Scleral implant for presbyopia making accommodative gains

August 1, 2017

Implantation of an investigational device for presbyopia resulted in a minimal 2-line increase in distance-corrected near visual acuity and an actual reduction in the amount of near add needed over time, show findings from a single-center, subgroup analysis.

Reviewed by Y. Ralph Chu, MD

Patient satisfaction is the name of the game in any refractive procedure. This is especially true in the correction of presbyopia. An investigational device for presbyopia (VisAbility Micro-Insert System, Refocus Group) is showing to be satisfying for both patients and surgeons with minimum increases of 2 lines of distance-corrected near visual acuity (DCNVA) and the added bonus of improvement in near visual acuity that increases with time.

Y. Ralph Chu, MD, of the Chu Vision Institute, Bloomington, MN, and his colleagues observed these findings in a single-center, subgroup analysis that was part of a prospective investigational device exemption (IDE) trial of the implant conducted at 13 sites.

The device is a scleral implant, which, once in place, increases the space around the ciliary muscle-thus reducing crowding of the muscle and increasing the ciliary muscle function with resultant accommodation, Dr. Chu noted.

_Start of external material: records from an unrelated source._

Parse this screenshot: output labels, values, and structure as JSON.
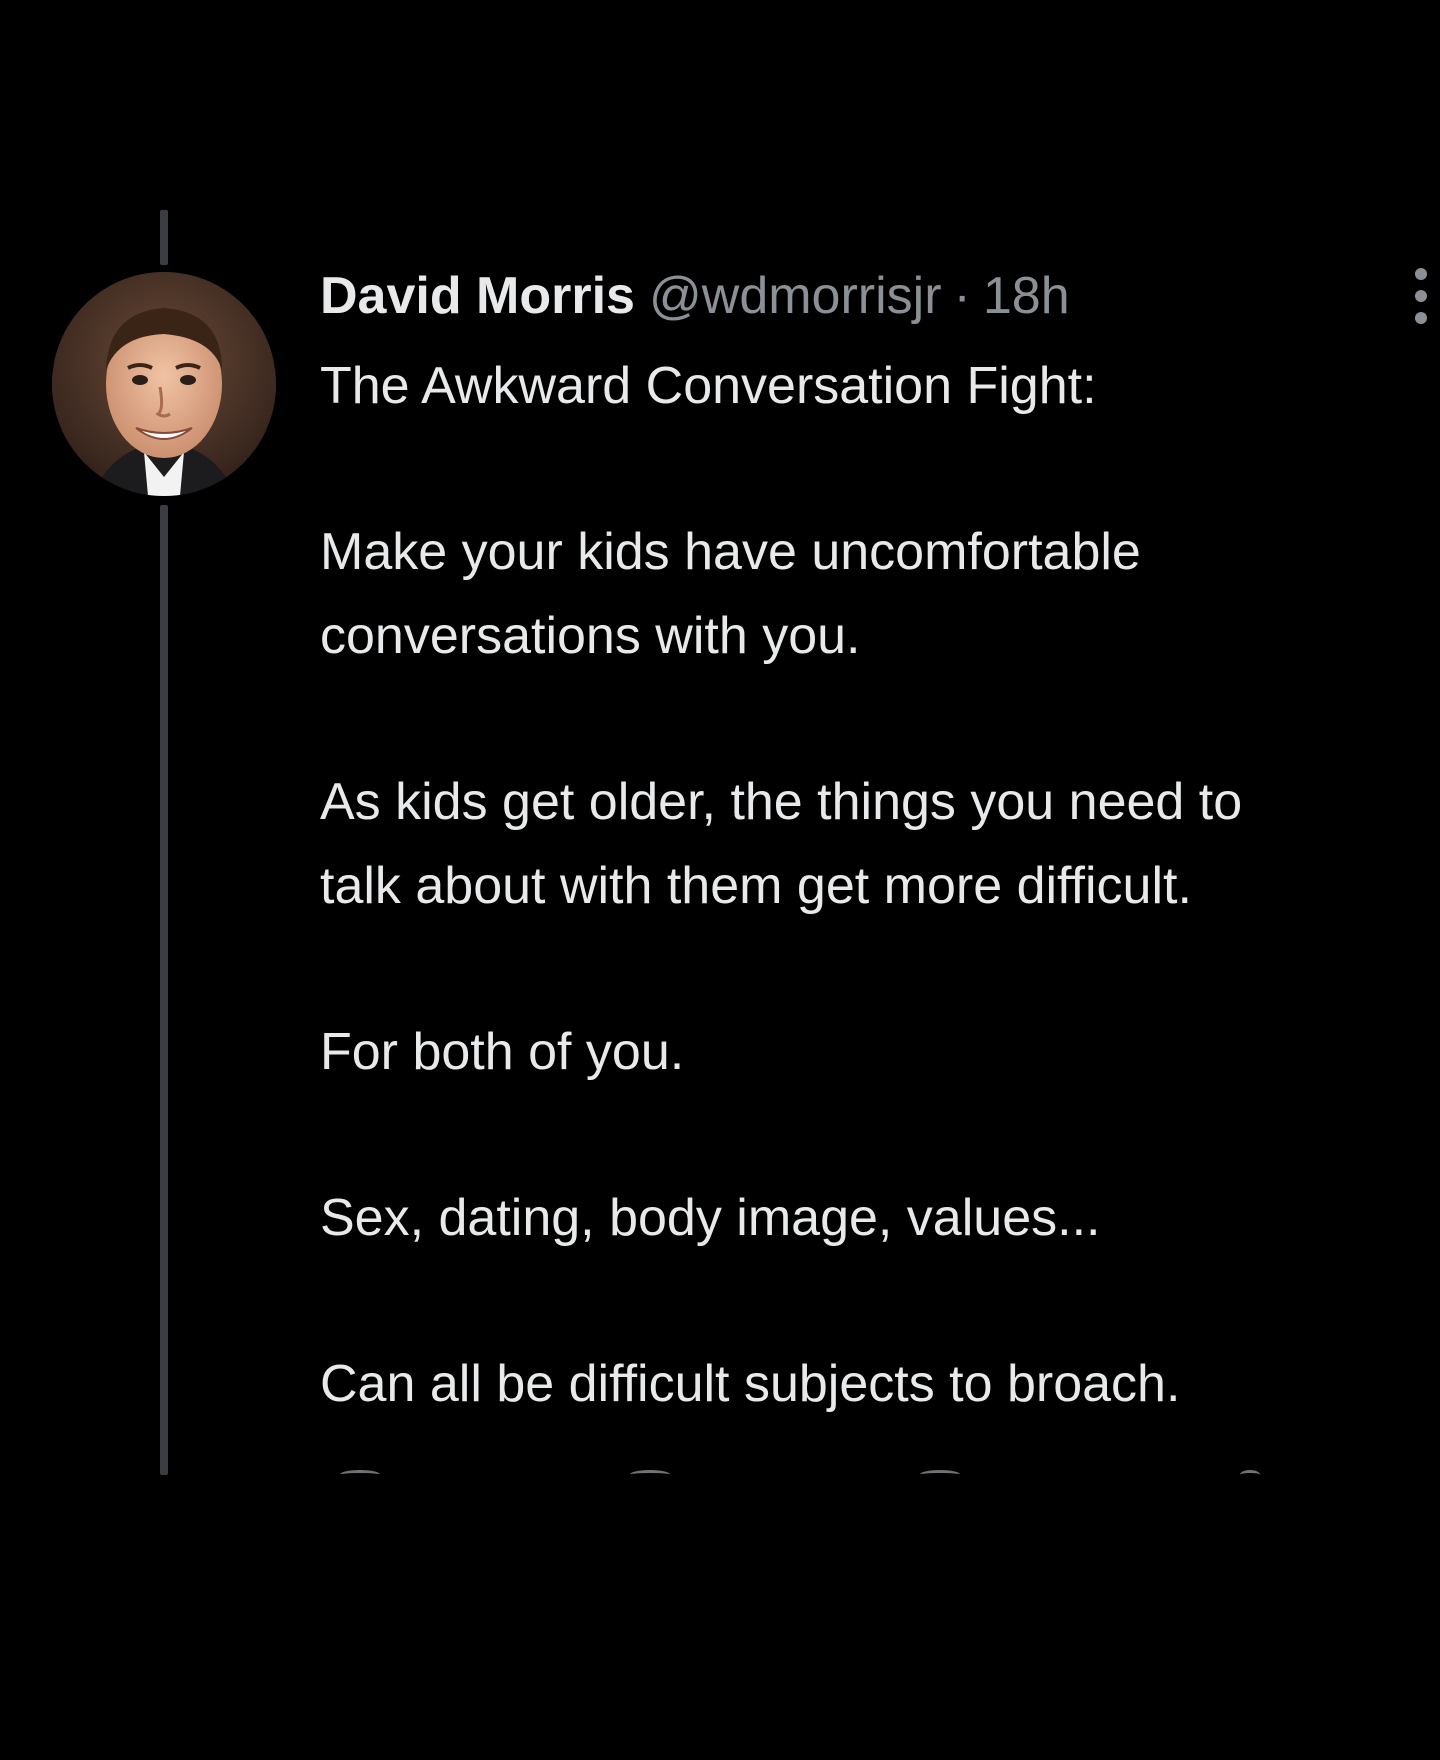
{
  "tweet": {
    "author_name": "David Morris",
    "handle": "@wdmorrisjr",
    "separator": "·",
    "time": "18h",
    "paragraphs": [
      "The Awkward Conversation Fight:",
      "Make your kids have uncomfortable\nconversations with you.",
      "As kids get older, the things you need to\ntalk about with them get more difficult.",
      "For both of you.",
      "Sex, dating, body image, values...",
      "Can all be difficult subjects to broach."
    ]
  },
  "icons": {
    "avatar": "profile-photo",
    "more": "more-options-icon",
    "actions": [
      "reply-icon",
      "retweet-icon",
      "like-icon",
      "share-icon"
    ]
  },
  "colors": {
    "background": "#000000",
    "text": "#e7e9ea",
    "secondary_text": "#8b9096",
    "thread_line": "#3a3d41"
  }
}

A total of 360 phakic patients who ranged in age from 45 to 60 years were enrolled in the larger study.

Best-corrected distance visual acuity in the study population was 20/20 bilaterally. DCNVA and uncorrected near visual acuity (UCNVA) at 40 cm ranged from 20/50 to 20/80 in each eye.

The manifest refraction spherical equivalent (MRSE) ranged from -0.75 to +0.50 D. Each patient had a minimum add power of +1.25 or greater in order to read 20/20.

Subsample analysis results

 

 

Subsample analysis results

The subsample analysis-the goal of which was to evaluate the 12-month safety and effectiveness of the device for improving DCNVA in patients with presbyopia (the primary endpoint)-included 20 eyes of 10 consecutive patients (7 men, 3 women). They were a sample of 68 patients who underwent implantation of the device at the surgical site.

These 10 patients, according to Dr. Chu, were early surgical subjects from the Chu Vision Institute, an IDE clinical research site.

The mean age of the patients at surgery was 53.3 years (range, 46 to 57 years). The mean MRSE was +0.181 D (range, -0.25 to +0.50 D). The baseline monocular average DCNVA was 20/64.2 (range, 20/50 to 20/80) and the binocular average was 20/51.6 (range, 20/25 to 20/80).

Nineteen of the 20 eyes completed the final evaluation at 12 months.

At that time point, Dr. Chu noted, all patients achieved DCNVA of 20/40 (J3) or better, and 85% achieved DCNVA of 20/32 (J2) or better. Regarding UCNVA, all patients achieved 20/40 (J3) or better and 90% achieved UCNVA 20/32 (J1) or better.

Interestingly, the investigators observed a decrease in the mean near-add requirement of 1.02 D, down from 1.49 D at baseline to 0.47 D at the final evaluation.

“Almost all patients gained at least 2 lines of DCNVA,” Dr. Chu said. “The near visual improvements appeared to increase over time. The patients were highly satisfied with the procedure and the results.”

He added that this subsample evaluation of patients at a single center participating in a multi-center clinical trial suggested that the implant system might provide near-vision correction with a corresponding reduction in the amount of refractive add needed to achieve an optimal DCNVA.

 

Y. Ralph Chu, MD

E: yrchu@chuvision.com

This article was adapted from Dr. Chu’s presentation at the 2017 meeting of the American Society of Cataract and Refractive Surgery. Dr. Chu is a clinical investigator in the VisAbility trial. The device is under a U.S. investigational device exemption through Refocus Group. The device is CE marked and available in Europe through Refocus Ocular BV, The Netherlands.